“A rare and mysterious, multi-compartment stone container dating back to the days of the Second Temple that serves as evidence of the destruction of Jerusalem two millennia ago has been put on display for the first time at the Israel Museum in Jerusalem.”
Aaron Goel-Angot writes about the ancient site of Wadi Hamam and its first-century synagogue, located below Mount Arbel.
Excavations at the foot of Mount Tabor “provide a rare glimpse into the merchant market that functioned for centuries in the area between an adjacent fort and the khan” during the Mamluk and Ottoman periods.
Bryant Wood explains how the discovery of donkey dung supports the historicity of the Bible.
What do archaeology specialists do? Bible History Daily asked that question of ceramicists, zooarchaeologists, spatial archaeologists, marine geoarchaeologists, conservators, and osteologists.
The Spring 2024 issue of Biblical Archaeology Review includes articles on the cave of Salome, an Iron Age building in the Givati parking lot excavations, the Jerusalem ivories, and Azekah’s Canaanite temple.
Stamp seals from the southern Levant are the focus of the latest issue of Near Eastern Archaeology.
John DeLancey and Gordon Govier discuss ten important recent archaeological discoveries related to the life of Christ, with lots of illustrations.
Oded Lipschits is telling “The Untold Story of the Kingdom of Judah” in a new series of podcasts produced by Tel Aviv University.
Paul Evans is a guest on the Biblical World podcast to discuss his new book, Sennacherib and the War of 1812: Disputed Victory in the Assyrian Campaign of 701 BCE in Light of Military History.
The latest Jerusalem Tracker rounds up the news, publications and media about the city. It is amazing how much has been produced in the last three months.

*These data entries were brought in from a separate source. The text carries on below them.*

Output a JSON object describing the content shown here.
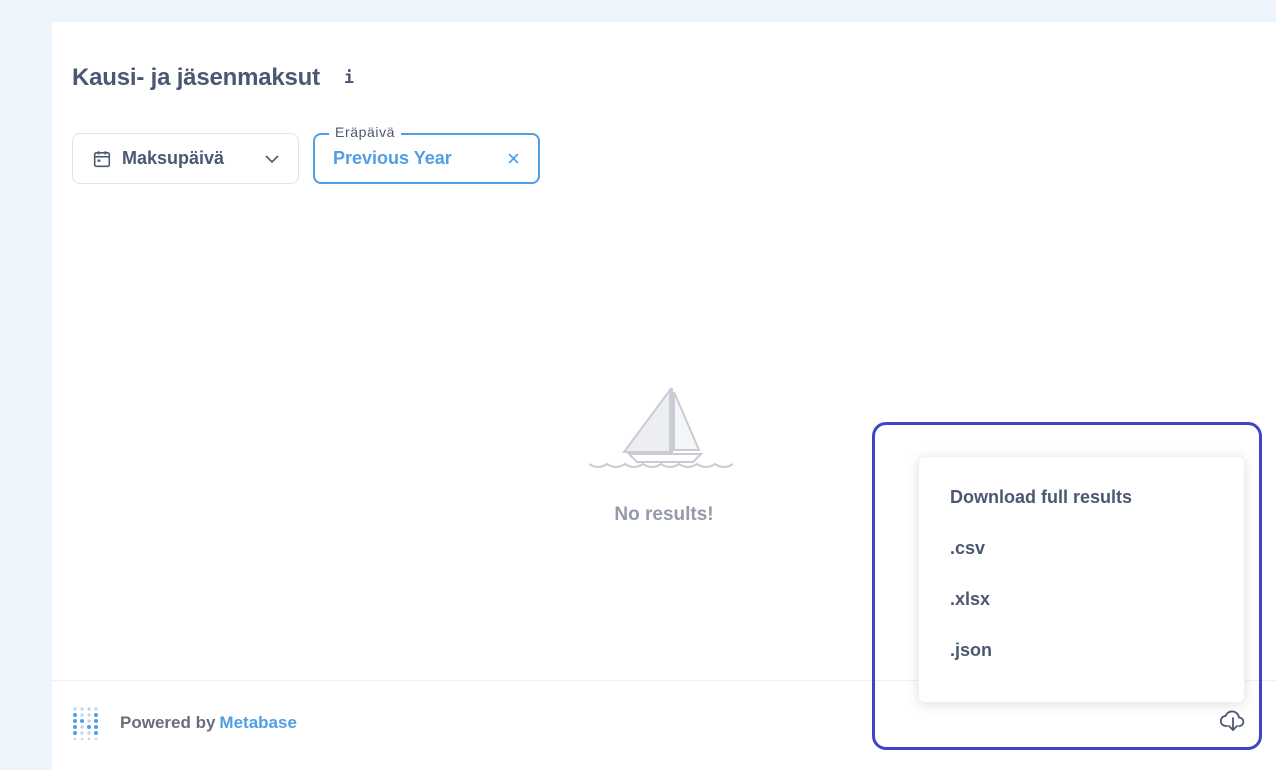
{
  "header": {
    "title": "Kausi- ja jäsenmaksut",
    "info_icon": "info-icon"
  },
  "filters": {
    "date": {
      "label": "Maksupäivä",
      "icon": "calendar-icon"
    },
    "due_date": {
      "legend": "Eräpäivä",
      "value": "Previous Year"
    }
  },
  "empty_state": {
    "message": "No results!"
  },
  "footer": {
    "powered_by": "Powered by",
    "brand": "Metabase"
  },
  "download_menu": {
    "title": "Download full results",
    "options": [
      ".csv",
      ".xlsx",
      ".json"
    ]
  },
  "colors": {
    "accent": "#509ee3",
    "text": "#4c5773",
    "highlight": "#3d46c9",
    "background": "#edf4fb"
  }
}
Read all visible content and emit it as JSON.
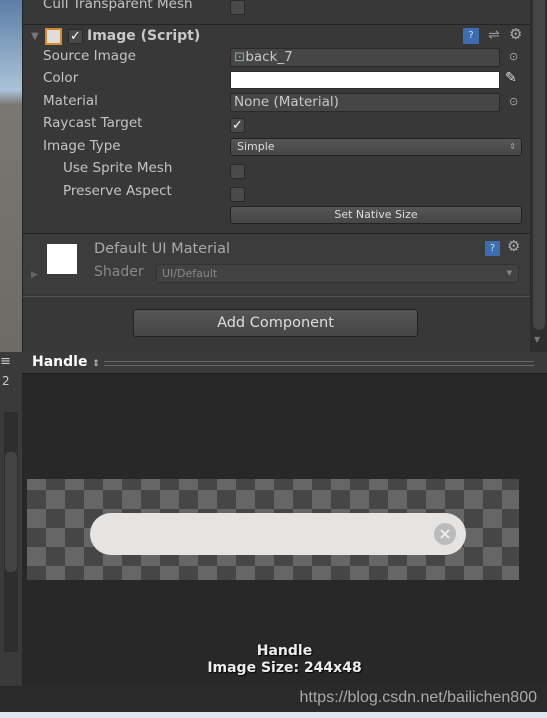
{
  "inspector": {
    "cull_transparent_mesh_label": "Cull Transparent Mesh",
    "component_title": "Image (Script)",
    "component_enabled": true,
    "fields": {
      "source_image_label": "Source Image",
      "source_image_value": "back_7",
      "color_label": "Color",
      "color_value": "#ffffff",
      "material_label": "Material",
      "material_value": "None (Material)",
      "raycast_target_label": "Raycast Target",
      "raycast_target_checked": true,
      "image_type_label": "Image Type",
      "image_type_value": "Simple",
      "use_sprite_mesh_label": "Use Sprite Mesh",
      "preserve_aspect_label": "Preserve Aspect"
    },
    "set_native_size_label": "Set Native Size",
    "material_section": {
      "name": "Default UI Material",
      "shader_label": "Shader",
      "shader_value": "UI/Default"
    },
    "add_component_label": "Add Component"
  },
  "preview": {
    "selector_label": "Handle",
    "name": "Handle",
    "image_size": "Image Size: 244x48"
  },
  "left_panel": {
    "number": "2"
  },
  "watermark": "https://blog.csdn.net/bailichen800"
}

This summer’s excavation season at Tel Shimron has been cancelled.
A trailer has been released for “Following the Footsteps: Walking Where Jesus Walked.”
Bryan Windle reviews the top ten archaeological discoveries of 2023 on the latest episode of Digging for Truth.
In a piece related to his recent book on the subject, Yaron Z. Eliav explores how Jews could have participated in Roman bathhouses. The article begins with a beautiful reconstruction drawing of a large Roman bathhouse.
HT: Agade, Joseph Lauer, Arne Halbakken